Didn't you know that children under 15 are banned in Paris except on the 3rd Wednesday of the month?
alihutch is offline  
Old Feb 13th, 2011, 12:09 PM
  #16  
 
Join Date: Jan 2003
Posts: 16,430
Likes: 0
Received 0 Likes on 0 Posts
We were having dinner one night--late, as is the custom, and there was a table with two couples, and next to it the table with their children. I guess it depends on where you were eating at any given time whether you see children eating.
Gretchen is offline  
Old Feb 13th, 2011, 12:09 PM
  #17  
 
Join Date: Jan 2003
Posts: 16,430
Likes: 0
Received 0 Likes on 0 Posts
We were having dinner one night--late, as is the custom, and there was a table with two couples, and next to it the table with their children. I guess it depends on where you were eating at any given time whether you see children eating.
Gretchen is offline  
Old Feb 13th, 2011, 12:13 PM
  #18  
 
Join Date: Jan 2003
Posts: 16,430
Likes: 0
Received 0 Likes on 0 Posts
Sorry for the double reply, and now that I see the other part of not seeing children anywhere, I can't fathom it. I loved seeing the children in Paris, and particularly their clothes!! We ate breakfast at the cafe Marche on rue Cler, and every day a little klatsch of 3-4 mothers with strollers pulled up to have their cafe and (unfortunately) cigarettes!! Darling children--sailing boats in the parks.
Gretchen is offline  
Old Feb 13th, 2011, 01:57 PM
  #19  
 
Join Date: Jun 2003
Posts: 22,567
Likes: 0
Received 6 Likes on 1 Post
Not to mention the fact that France has the highest birthrate in Europe.
kerouac is offline  
Old Feb 13th, 2011, 02:16 PM
  #20  
 
Join Date: Oct 2004
Posts: 559
Likes: 0
Received 0 Likes on 0 Posts
Do restaurants have highchairs?
Suzanne2 is offline  

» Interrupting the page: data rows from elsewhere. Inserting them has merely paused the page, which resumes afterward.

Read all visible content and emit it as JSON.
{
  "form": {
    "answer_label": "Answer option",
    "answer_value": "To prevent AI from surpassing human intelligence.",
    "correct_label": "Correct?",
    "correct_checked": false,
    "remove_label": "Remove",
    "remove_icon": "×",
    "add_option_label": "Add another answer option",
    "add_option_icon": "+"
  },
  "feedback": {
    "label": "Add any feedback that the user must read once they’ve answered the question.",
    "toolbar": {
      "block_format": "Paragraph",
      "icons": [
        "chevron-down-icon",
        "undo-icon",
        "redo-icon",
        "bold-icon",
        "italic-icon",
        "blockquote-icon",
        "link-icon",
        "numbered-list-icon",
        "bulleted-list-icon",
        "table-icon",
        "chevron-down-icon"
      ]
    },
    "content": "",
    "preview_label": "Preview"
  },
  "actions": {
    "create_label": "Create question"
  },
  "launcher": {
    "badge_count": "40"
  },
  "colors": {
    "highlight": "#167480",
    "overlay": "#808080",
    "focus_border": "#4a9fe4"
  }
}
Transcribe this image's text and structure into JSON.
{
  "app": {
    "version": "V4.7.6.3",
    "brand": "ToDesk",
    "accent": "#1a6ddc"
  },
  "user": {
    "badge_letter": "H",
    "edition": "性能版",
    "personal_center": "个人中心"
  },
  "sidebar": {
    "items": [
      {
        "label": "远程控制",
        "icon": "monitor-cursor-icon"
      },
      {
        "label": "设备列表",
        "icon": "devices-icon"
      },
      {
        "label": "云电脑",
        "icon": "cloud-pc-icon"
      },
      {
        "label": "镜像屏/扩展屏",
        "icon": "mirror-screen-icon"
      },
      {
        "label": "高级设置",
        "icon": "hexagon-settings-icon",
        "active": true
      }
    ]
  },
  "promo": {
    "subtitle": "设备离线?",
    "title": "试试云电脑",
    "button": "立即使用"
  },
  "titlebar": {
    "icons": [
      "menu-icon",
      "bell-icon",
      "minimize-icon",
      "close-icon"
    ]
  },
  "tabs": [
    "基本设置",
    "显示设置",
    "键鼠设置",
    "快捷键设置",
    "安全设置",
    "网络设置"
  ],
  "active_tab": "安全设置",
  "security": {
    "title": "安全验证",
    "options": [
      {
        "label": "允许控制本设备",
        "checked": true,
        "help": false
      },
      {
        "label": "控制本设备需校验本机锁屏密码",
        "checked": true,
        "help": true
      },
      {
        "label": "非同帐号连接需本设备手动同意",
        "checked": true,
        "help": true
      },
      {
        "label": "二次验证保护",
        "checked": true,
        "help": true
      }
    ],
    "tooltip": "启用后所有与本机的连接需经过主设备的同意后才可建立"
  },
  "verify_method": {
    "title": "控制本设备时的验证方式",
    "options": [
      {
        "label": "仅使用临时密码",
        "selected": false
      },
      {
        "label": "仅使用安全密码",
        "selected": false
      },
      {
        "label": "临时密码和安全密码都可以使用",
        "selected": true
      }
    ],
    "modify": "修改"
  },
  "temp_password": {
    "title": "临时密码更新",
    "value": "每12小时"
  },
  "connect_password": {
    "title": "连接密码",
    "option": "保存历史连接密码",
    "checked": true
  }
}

Thread Tools
Search this Thread

Contact Us - Archive - Advertising - Cookie Policy - Privacy Statement - Do Not Sell My Personal Information


All times are GMT -8. The time now is 01:01 AM.